If you're a romance novelist, you can hang up your velvet pen and your 50 shades of provocative synonyms right now — you're being replaced. By who? Well, robots of course. We always knew it would come down to this. You would think the first-ever novel written by a robot would be a work of science fiction, but no. Too obvious. A touching drama? Nah. Too far-fetched.

But why romance and why now? At this point in time, you might already be familiar with "robot-written literature," a phenomenon that has taken the internet by storm. If not, all you really need to know is that comedians like Keaton Patti have been releasing outrageous literary works they claim are the result of forcing bots to read and/or watch television excessively (via Thrillist). And while these pieces are full of laugh-worthy gems like "We see the pasta nachos. They are warm and defeated", the sentences are just as fake as they are hilarious.

Enter Google, who decided that real robots would most likely prefer steamy romantic literature to any other alternative. Per HuffPost, Andrew Dai, a software engineer and spokesperson for Google, claims that when it comes to romance literature, "the genre's formulaic approach to storytelling makes it ideal for machine learning."

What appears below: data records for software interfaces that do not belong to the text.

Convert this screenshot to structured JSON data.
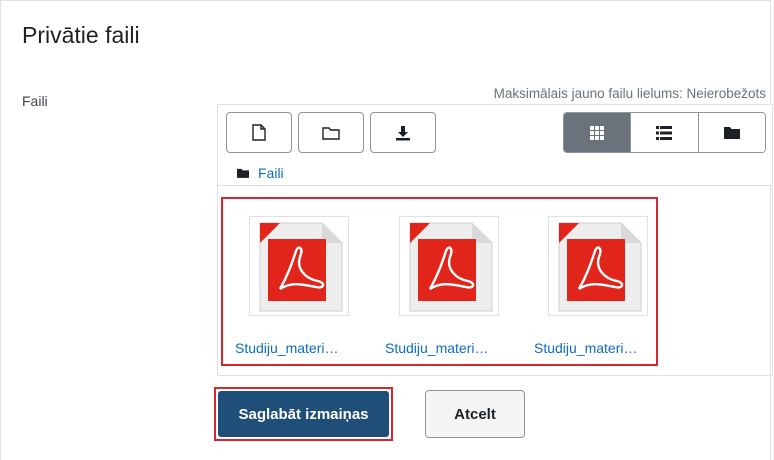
{
  "page": {
    "title": "Privātie faili"
  },
  "field": {
    "label": "Faili",
    "max_size": "Maksimālais jauno failu lielums: Neierobežots"
  },
  "toolbar": {
    "add_file_icon": "file-icon",
    "create_folder_icon": "folder-icon",
    "download_icon": "download-icon",
    "views": [
      {
        "icon": "grid-icon",
        "active": true
      },
      {
        "icon": "list-icon",
        "active": false
      },
      {
        "icon": "tree-folder-icon",
        "active": false
      }
    ]
  },
  "path": {
    "label": "Faili"
  },
  "files": [
    {
      "name": "Studiju_materi…",
      "icon": "pdf-icon"
    },
    {
      "name": "Studiju_materi…",
      "icon": "pdf-icon"
    },
    {
      "name": "Studiju_materi…",
      "icon": "pdf-icon"
    }
  ],
  "actions": {
    "save_label": "Saglabāt izmaiņas",
    "cancel_label": "Atcelt"
  },
  "colors": {
    "primary": "#1f4e79",
    "link": "#0f6cbf",
    "highlight": "#d9262e",
    "pdf_red": "#e1251b"
  }
}
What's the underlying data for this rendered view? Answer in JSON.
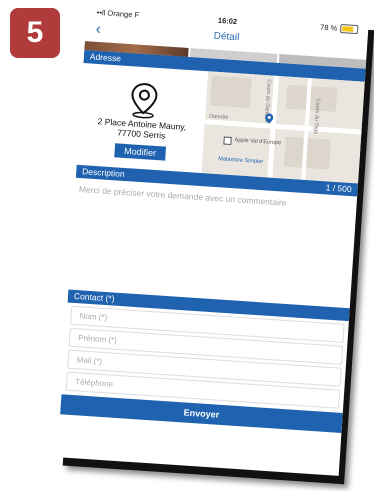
{
  "step_number": "5",
  "status_bar": {
    "carrier": "••ll Orange F",
    "time": "16:02",
    "battery_text": "78 %",
    "battery_level": 0.78
  },
  "nav": {
    "back_icon": "chevron-left-icon",
    "title": "Détail"
  },
  "address_section": {
    "label": "Adresse",
    "icon": "location-pin-icon",
    "line1": "2 Place Antoine Mauny,",
    "line2": "77700 Serris",
    "modify_label": "Modifier",
    "map_labels": [
      "Cours du Danube",
      "Danube",
      "Cours du Tage",
      "Apple Val d'Europe",
      "Matamore Simpler"
    ]
  },
  "description_section": {
    "label": "Description",
    "counter": "1 / 500",
    "placeholder": "Merci de préciser votre demande avec un commentaire"
  },
  "contact_section": {
    "label": "Contact (*)",
    "fields": {
      "nom": "Nom (*)",
      "prenom": "Prénom (*)",
      "mail": "Mail (*)",
      "telephone": "Téléphone"
    },
    "send_label": "Envoyer"
  },
  "colors": {
    "accent": "#1f62b0",
    "badge": "#b13a3a",
    "link": "#2a6db5"
  }
}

Google wants to make its robot a better conversationalist

According to Android Authority, Google had a perfectly capable robot who was articulate to a fault. Its grammar and punctuation were flawless, as one might expect from an inanimate machine. But Google didn't want an inanimate machine. Google wanted Shakespeare with a brain of gigabytes, a body of steel, and a poet's soul. In order to achieve this, they forced their bot to binge-read a jaw-dropping 2,865 romance novels.

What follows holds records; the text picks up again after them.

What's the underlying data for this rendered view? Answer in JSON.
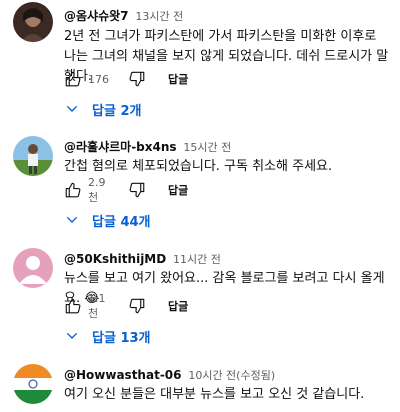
{
  "comments": [
    {
      "handle": "@옴샤슈왓7",
      "time": "13시간 전",
      "text": "2년 전 그녀가 파키스탄에 가서 파키스탄을 미화한 이후로 나는 그녀의 채널을 보지 않게 되었습니다. 데쉬 드로시가 말했다.",
      "likes": "176",
      "reply_label": "답글",
      "replies_label": "답글 2개"
    },
    {
      "handle": "@라훌샤르마-bx4ns",
      "time": "15시간 전",
      "text": "간첩 혐의로 체포되었습니다. 구독 취소해 주세요.",
      "likes": "2.9천",
      "reply_label": "답글",
      "replies_label": "답글 44개"
    },
    {
      "handle": "@50KshithijMD",
      "time": "11시간 전",
      "text": "뉴스를 보고 여기 왔어요... 감옥 블로그를 보려고 다시 올게요. 😂",
      "likes": "1.1천",
      "reply_label": "답글",
      "replies_label": "답글 13개"
    },
    {
      "handle": "@Howwasthat-06",
      "time": "10시간 전(수정됨)",
      "text": "여기 오신 분들은 대부분 뉴스를 보고 오신 것 같습니다."
    }
  ],
  "colors": {
    "link_blue": "#065fd4",
    "secondary_text": "#606060",
    "default_avatar": "#e5a0bc"
  }
}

Following this strange reading ritual, they prompted the robot with the beginnings and endings of stories and allowed it to fill in the blanks. Romance writers can breathe a sigh of relief here — what transpired was no work of literary genius. In fact, it was a very straightforward, somewhat coherent "poem." But while there might not be a future in romance writing for robots, reading these steamy passages did make Google's bot a bit more relatable and a much better conversationalist. As you can see, by taking the same approach as others but holding slightly different expectations, Google's mission turned out to be a success.